In the "Search for Online Templates" box type Gantt and press <Enter>.
There are a variety of chart types, for this exercise we'll select the Simple Gantt Chart. Click on this (or your preferred one) and select the Create button when the description box appears.
The template is pre-populated with mocked-up data and begins today. For this template there is an "About" worksheet with instructions and links to further help. Also on the "ProjectSchedule" sheet is a series of help comments in column A - you'll see them in the formula bar.
Depending on when you create the new file, you may notice the date format is US mm/dd/yy. This is one of the constant battles between the US and UK date formats, and depends on the cell number formatting.

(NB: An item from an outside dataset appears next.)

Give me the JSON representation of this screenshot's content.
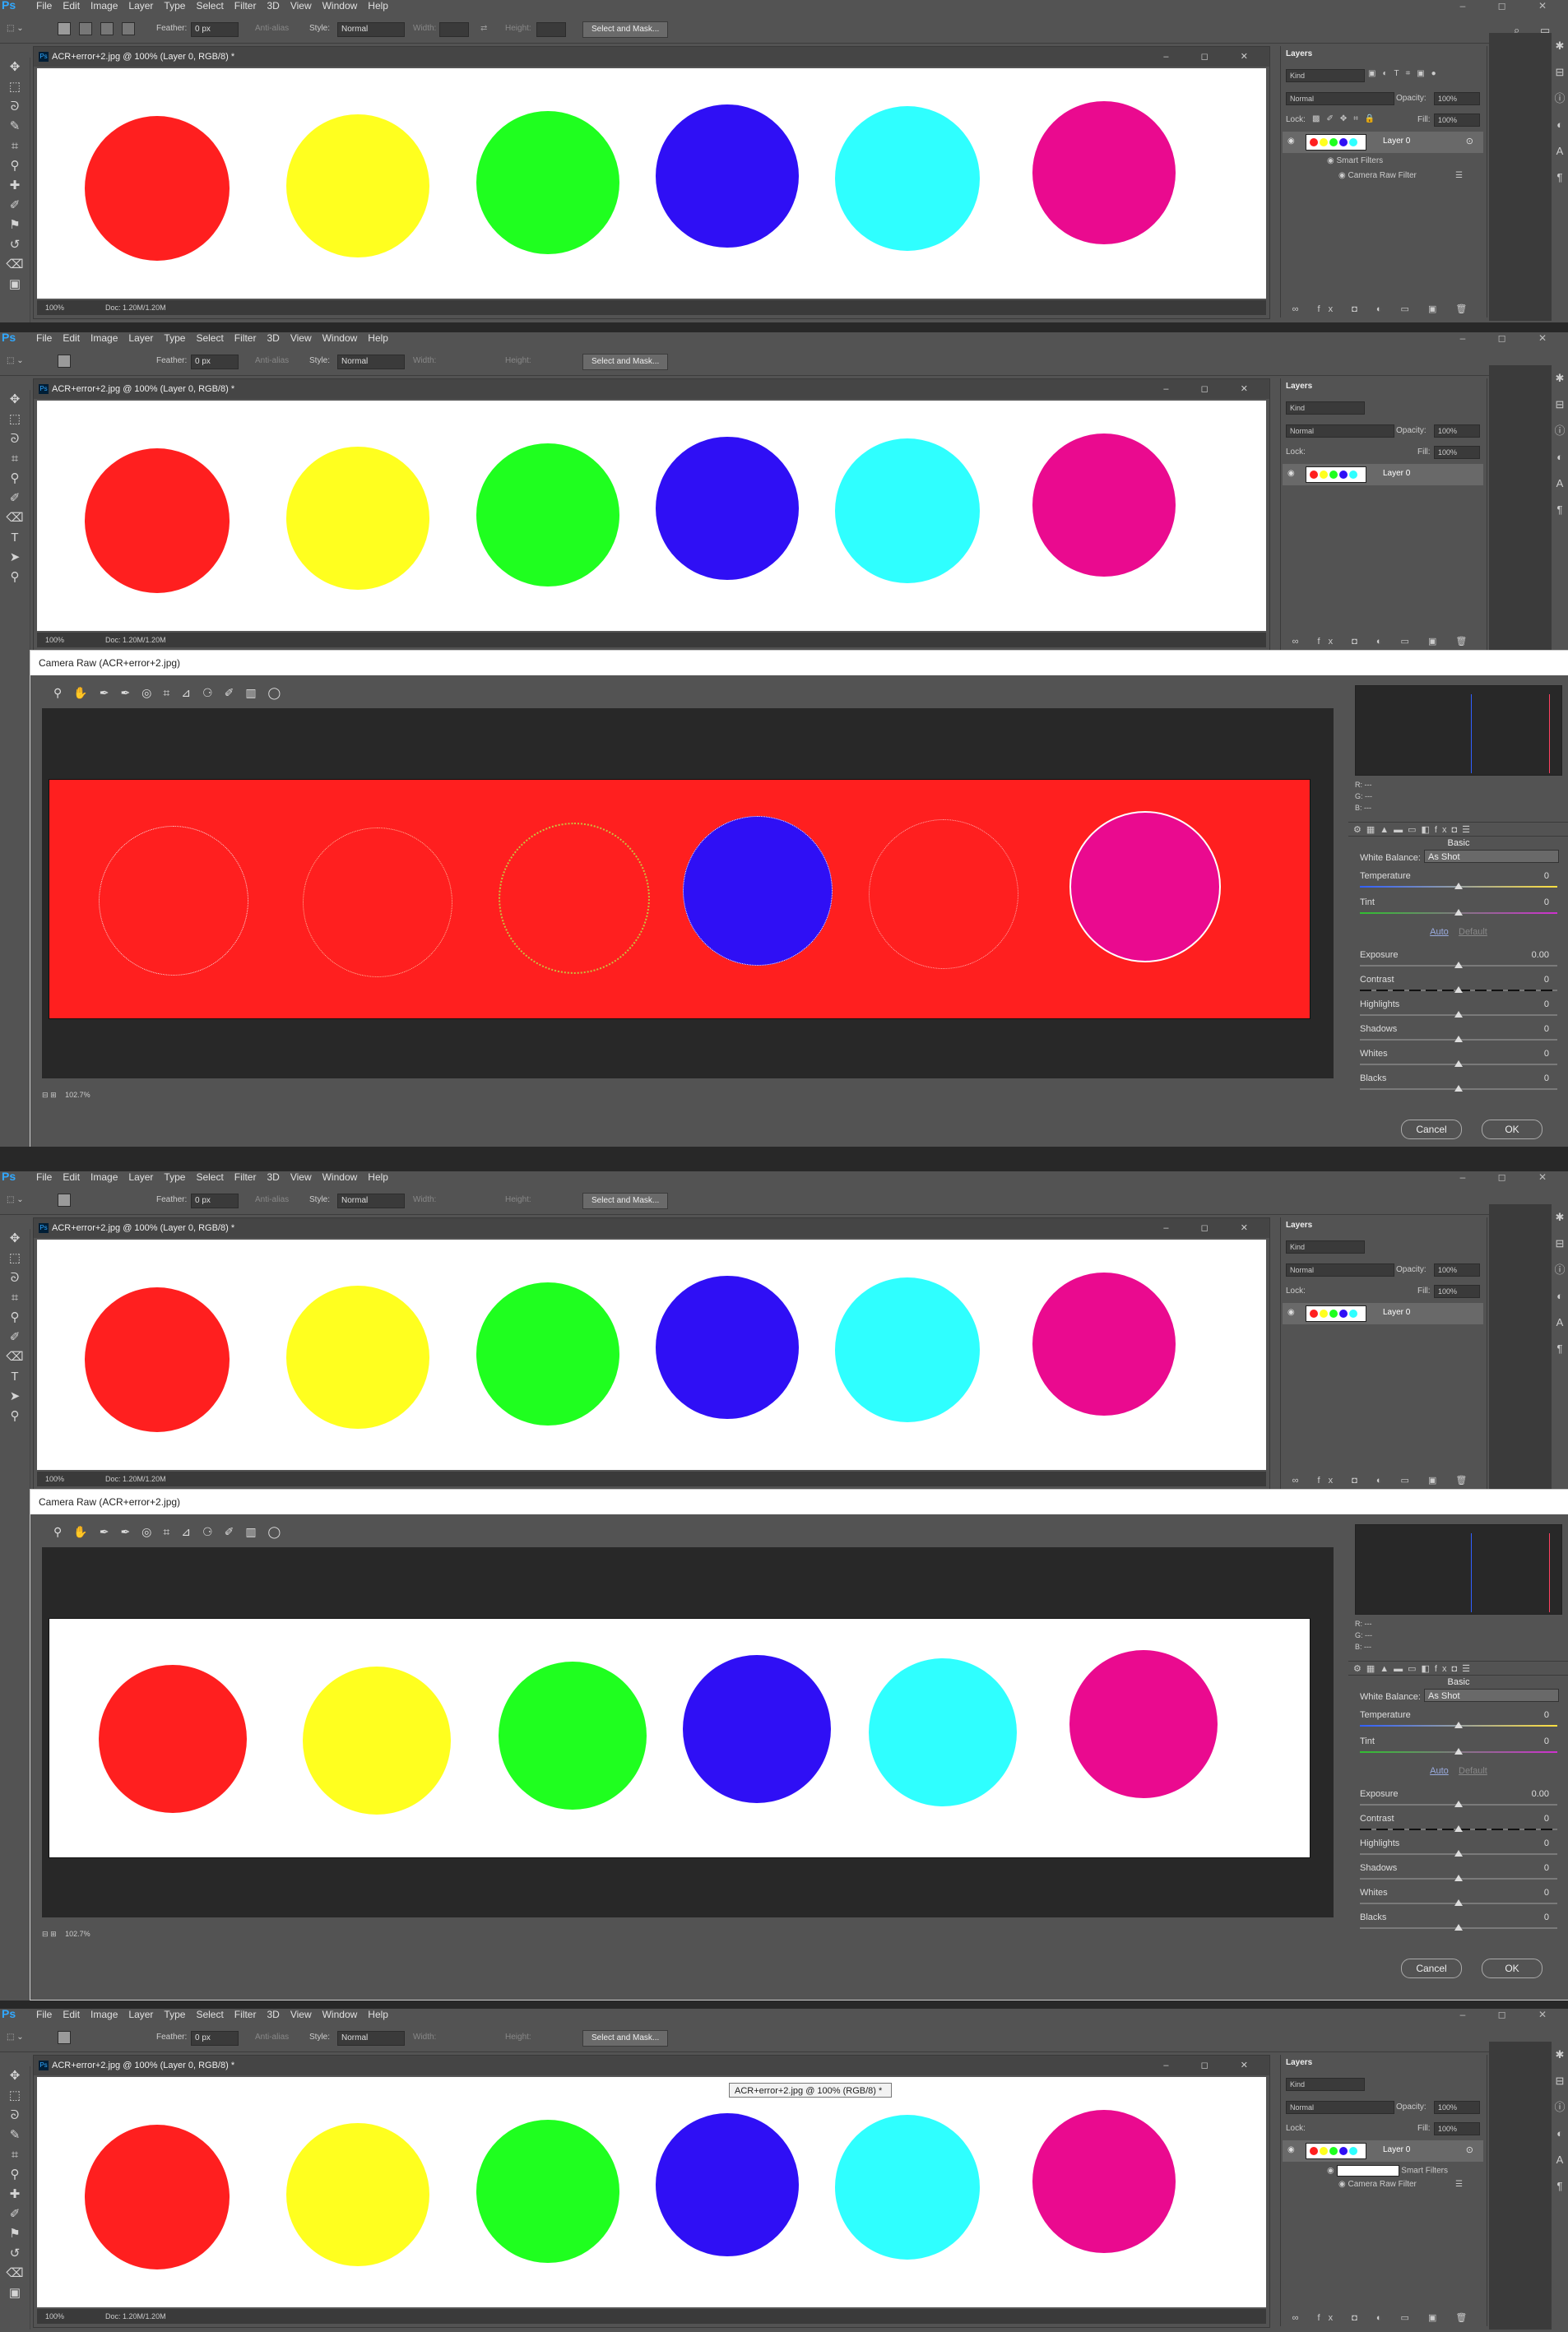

We recommend the very first thing you do is modify this. Otherwise confusion is sure to occur, as you will need to input dates in the system locale (say UK format) but it will display per the number format of the cell.
For the Project Start Date:

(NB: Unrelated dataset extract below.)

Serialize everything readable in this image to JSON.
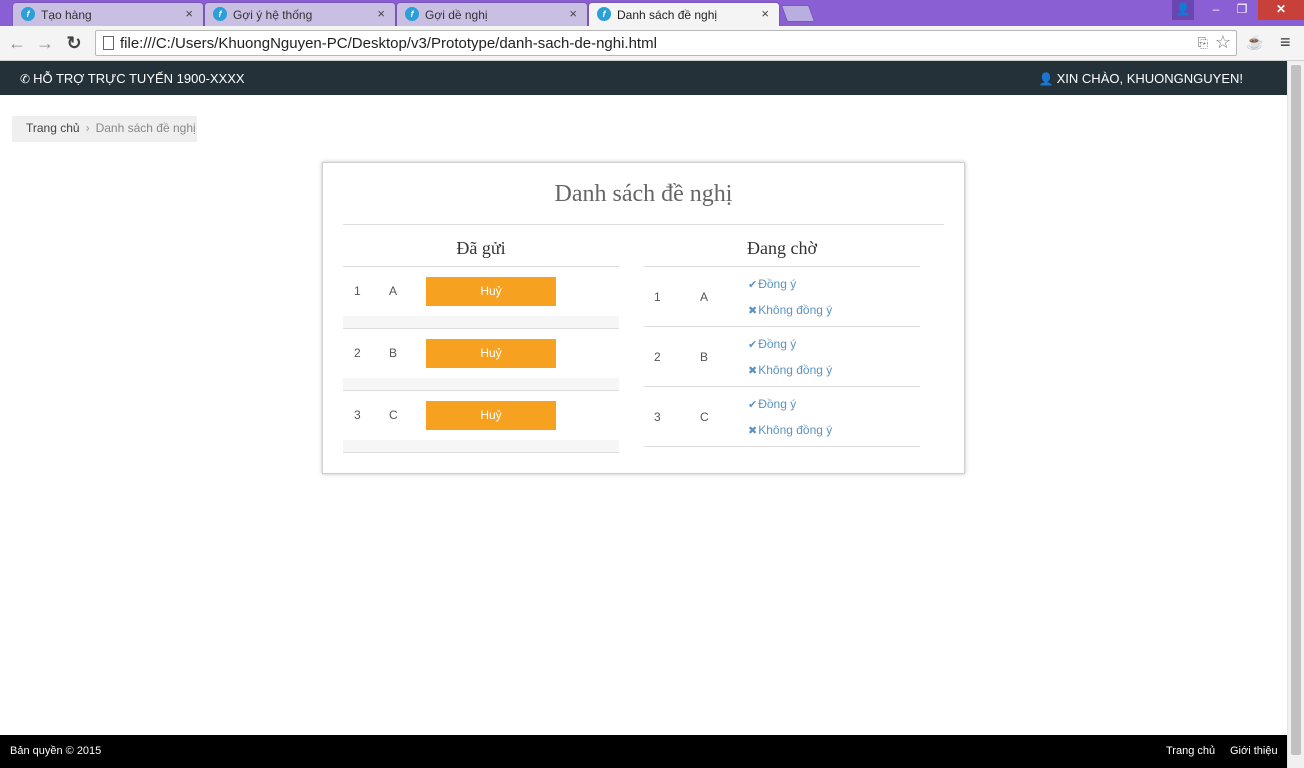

Select cells E3 to F3 (it's a merged cell so click on E3 or F3 only)
Right click and choose "Format Cells..."
In the Type field change the order of 'm' and 'd' so it becomes: "ddd, d/m/yyyy"
For all the dates in the Gantt Chart:
Select from cell E8 to F33 (assuming you've made no changes to rows / columns yet)
Right click and choose "Format Cells..."
You can select any of the other display formats, or just modify the Locale (location) field to be English (Australia) or your appropriate locale
A good practice is to choose a date display that is preceded with asterisk (*). So, it adjusts per the user's locale on their PC.
Then you can modify the chart contents using data entry. Even formulas if you want to link dates or use arithmetic to determine end dates based on duration.
Not every template is perfect so you should try a few to find the one that best fits your needs. Some create a separate chart object while others represent the timeline in a table using conditional formatting (like this one) in Gantt Charts.
And there are limitations in the layout (8 weeks on display horizontally). Which would need manipulation of the sheet to extend further.
Gantt Charts in Excel (Excel Gantt Chart template) won't usually feature the rich project management functionality. Of task dependencies, linked start / end dates (although you can do this with formulas) or resource allocation.
Get a Better Grip of Your Projects with Gantt Charts
Learning the art of using Gantt charts is immensely valuable for project teams as it offers a powerful tool for managing tasks, dates, and visualizing project progress. Gantt charts provide a clear and intuitive visual representation of the project timeline, allowing team members to easily grasp the order of tasks and their respective dates. By incorporating task dates into a Gantt Chart, project teams can effectively track deadlines, identify critical paths, and manage dependencies. This visual representation enables better communication and collaboration within the team, ensuring everyone is aligned and aware of project milestones and deadlines. With Gantt Charts, project teams can easily identify bottlenecks, allocate resources efficiently, and make informed decisions to keep the project on track. Ultimately, mastering the use of Gantt Charts empowers project teams to effectively plan, organise, and execute projects, leading to improved productivity, timely delivery, and successful project outcomes.
If you'd like to learn more about formatting cells, using dates in formulas, condition formatting or creating charts in Microsoft Excel, book a seat in one of our Excel courses. Our trainers are dedicated to share their knowledge on creating a well-optimised and effective Gantt chart for project timelines.
You will start with learning the basic functions of an Excel spreadsheet including Gantt Charts through our Beginner course all the way to the more advanced features through our Intermediate, Advanced, and Expert courses leading to your most-awaited Certification.